### TASK DIRECTIONS:
Copy every line of the records below that holds the word "VRTIĆ".

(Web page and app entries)
⁂
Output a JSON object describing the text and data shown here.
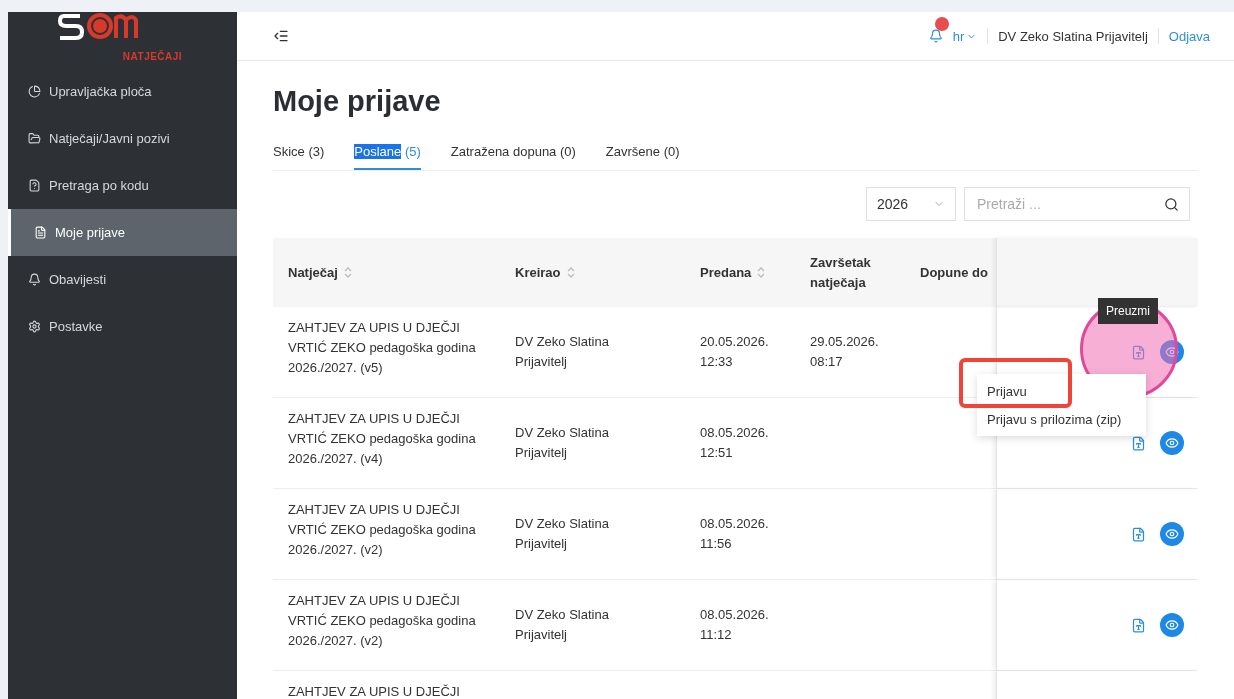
{
  "sidebar": {
    "logo_caption": "NATJEČAJI",
    "items": [
      {
        "label": "Upravljačka ploča",
        "selected": false
      },
      {
        "label": "Natječaji/Javni pozivi",
        "selected": false
      },
      {
        "label": "Pretraga po kodu",
        "selected": false
      },
      {
        "label": "Moje prijave",
        "selected": true
      },
      {
        "label": "Obavijesti",
        "selected": false
      },
      {
        "label": "Postavke",
        "selected": false
      }
    ]
  },
  "header": {
    "language": "hr",
    "user": "DV Zeko Slatina Prijavitelj",
    "logout": "Odjava"
  },
  "page_title": "Moje prijave",
  "tabs": [
    {
      "label": "Skice",
      "count": "(3)",
      "selected": false,
      "text_highlighted": false
    },
    {
      "label": "Poslane",
      "count": "(5)",
      "selected": true,
      "text_highlighted": true
    },
    {
      "label": "Zatražena dopuna",
      "count": "(0)",
      "selected": false,
      "text_highlighted": false
    },
    {
      "label": "Završene",
      "count": "(0)",
      "selected": false,
      "text_highlighted": false
    }
  ],
  "filters": {
    "year": "2026",
    "search": {
      "placeholder": "Pretraži ..."
    }
  },
  "table": {
    "columns": [
      {
        "label": "Natječaj",
        "sortable": true
      },
      {
        "label": "Kreirao",
        "sortable": true
      },
      {
        "label": "Predana",
        "sortable": true
      },
      {
        "label": "Završetak natječaja",
        "sortable": false
      },
      {
        "label": "Dopune do",
        "sortable": false
      }
    ],
    "rows": [
      {
        "title": "ZAHTJEV ZA UPIS U DJEČJI VRTIĆ ZEKO pedagoška godina 2026./2027. (v5)",
        "creator": "DV Zeko Slatina Prijavitelj",
        "submitted": "20.05.2026. 12:33",
        "deadline": "29.05.2026. 08:17"
      },
      {
        "title": "ZAHTJEV ZA UPIS U DJEČJI VRTIĆ ZEKO pedagoška godina 2026./2027. (v4)",
        "creator": "DV Zeko Slatina Prijavitelj",
        "submitted": "08.05.2026. 12:51"
      },
      {
        "title": "ZAHTJEV ZA UPIS U DJEČJI VRTIĆ ZEKO pedagoška godina 2026./2027. (v2)",
        "creator": "DV Zeko Slatina Prijavitelj",
        "submitted": "08.05.2026. 11:56"
      },
      {
        "title": "ZAHTJEV ZA UPIS U DJEČJI VRTIĆ ZEKO pedagoška godina 2026./2027. (v2)",
        "creator": "DV Zeko Slatina Prijavitelj",
        "submitted": "08.05.2026. 11:12"
      },
      {
        "title": "ZAHTJEV ZA UPIS U DJEČJI"
      }
    ]
  },
  "tooltip": "Preuzmi",
  "download_menu": [
    "Prijavu",
    "Prijavu s prilozima (zip)"
  ]
}
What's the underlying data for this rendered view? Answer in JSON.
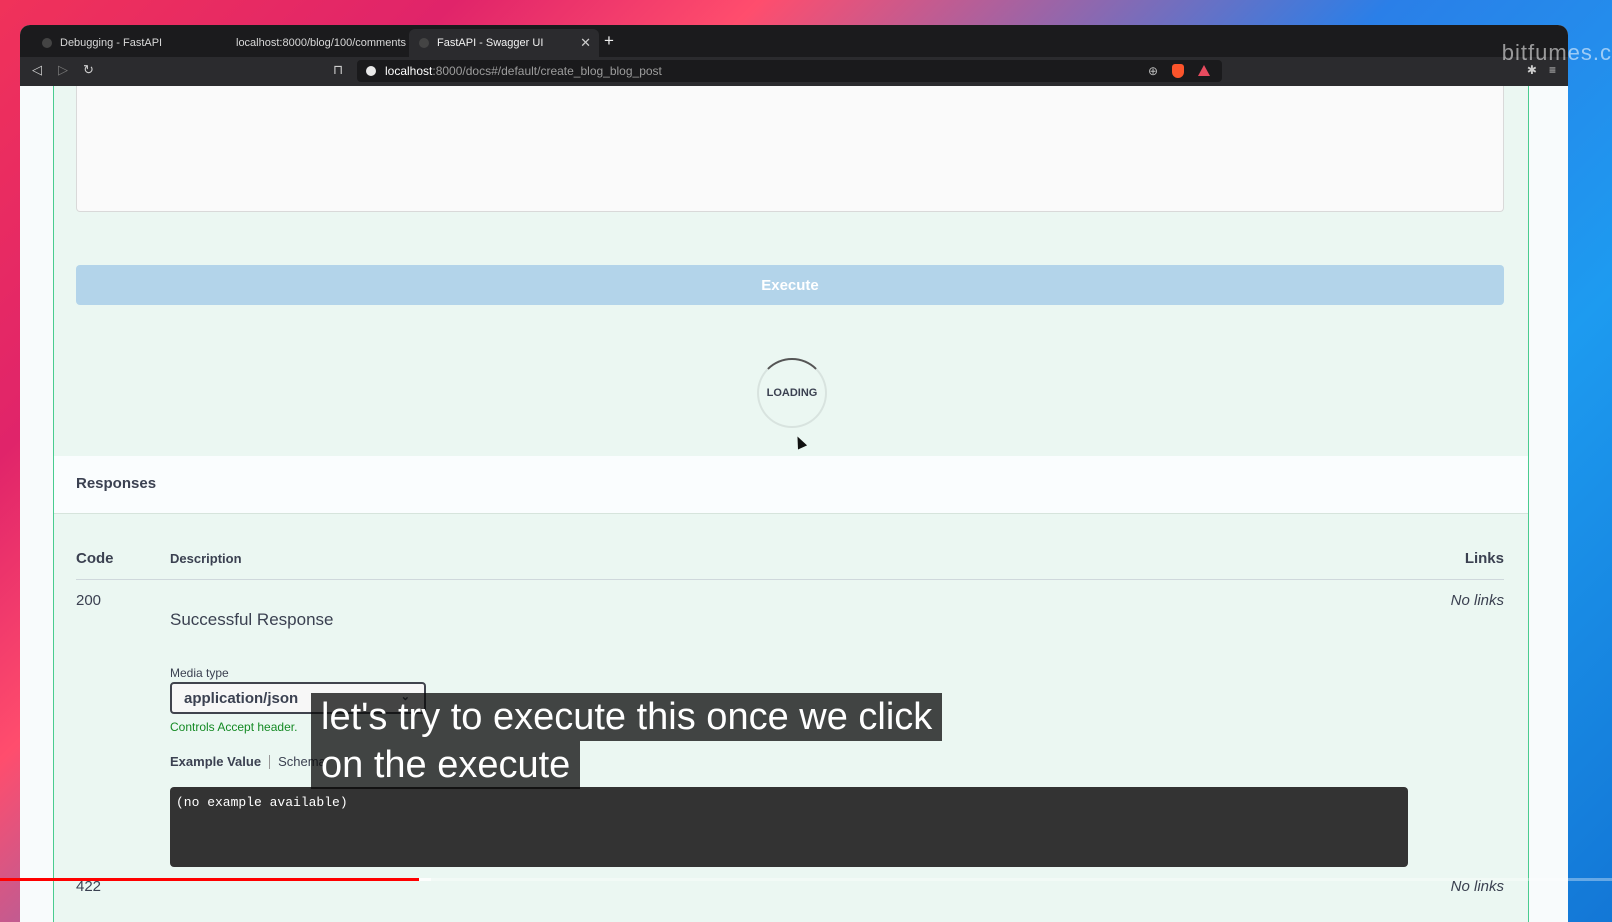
{
  "browser": {
    "tabs": [
      {
        "label": "Debugging - FastAPI"
      },
      {
        "label": "localhost:8000/blog/100/comments"
      },
      {
        "label": "FastAPI - Swagger UI",
        "active": true
      }
    ],
    "url_host": "localhost",
    "url_path": ":8000/docs#/default/create_blog_blog_post",
    "watermark": "bitfumes.c"
  },
  "page": {
    "execute_label": "Execute",
    "loading_label": "LOADING",
    "responses_title": "Responses",
    "columns": {
      "code": "Code",
      "description": "Description",
      "links": "Links"
    },
    "response_200": {
      "code": "200",
      "description": "Successful Response",
      "links": "No links",
      "media_type_label": "Media type",
      "media_type_value": "application/json",
      "controls_accept": "Controls Accept header.",
      "tab_example": "Example Value",
      "tab_schema": "Schema",
      "example_text": "(no example available)"
    },
    "response_422": {
      "code": "422",
      "links": "No links"
    }
  },
  "video": {
    "caption_line1": "let's try to execute this once we click",
    "caption_line2": "on the execute",
    "progress_fraction": 0.26
  },
  "colors": {
    "accent_green": "#49cc90",
    "execute_bg": "#b3d4ea",
    "progress_red": "#ff0000"
  }
}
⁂
### OUTPUT OF THE EXERCISE:
        "title": "ZAHTJEV ZA UPIS U DJEČJI VRTIĆ ZEKO pedagoška godina 2026./2027. (v5)",
        "title": "ZAHTJEV ZA UPIS U DJEČJI VRTIĆ ZEKO pedagoška godina 2026./2027. (v4)",
        "title": "ZAHTJEV ZA UPIS U DJEČJI VRTIĆ ZEKO pedagoška godina 2026./2027. (v2)",
        "title": "ZAHTJEV ZA UPIS U DJEČJI VRTIĆ ZEKO pedagoška godina 2026./2027. (v2)",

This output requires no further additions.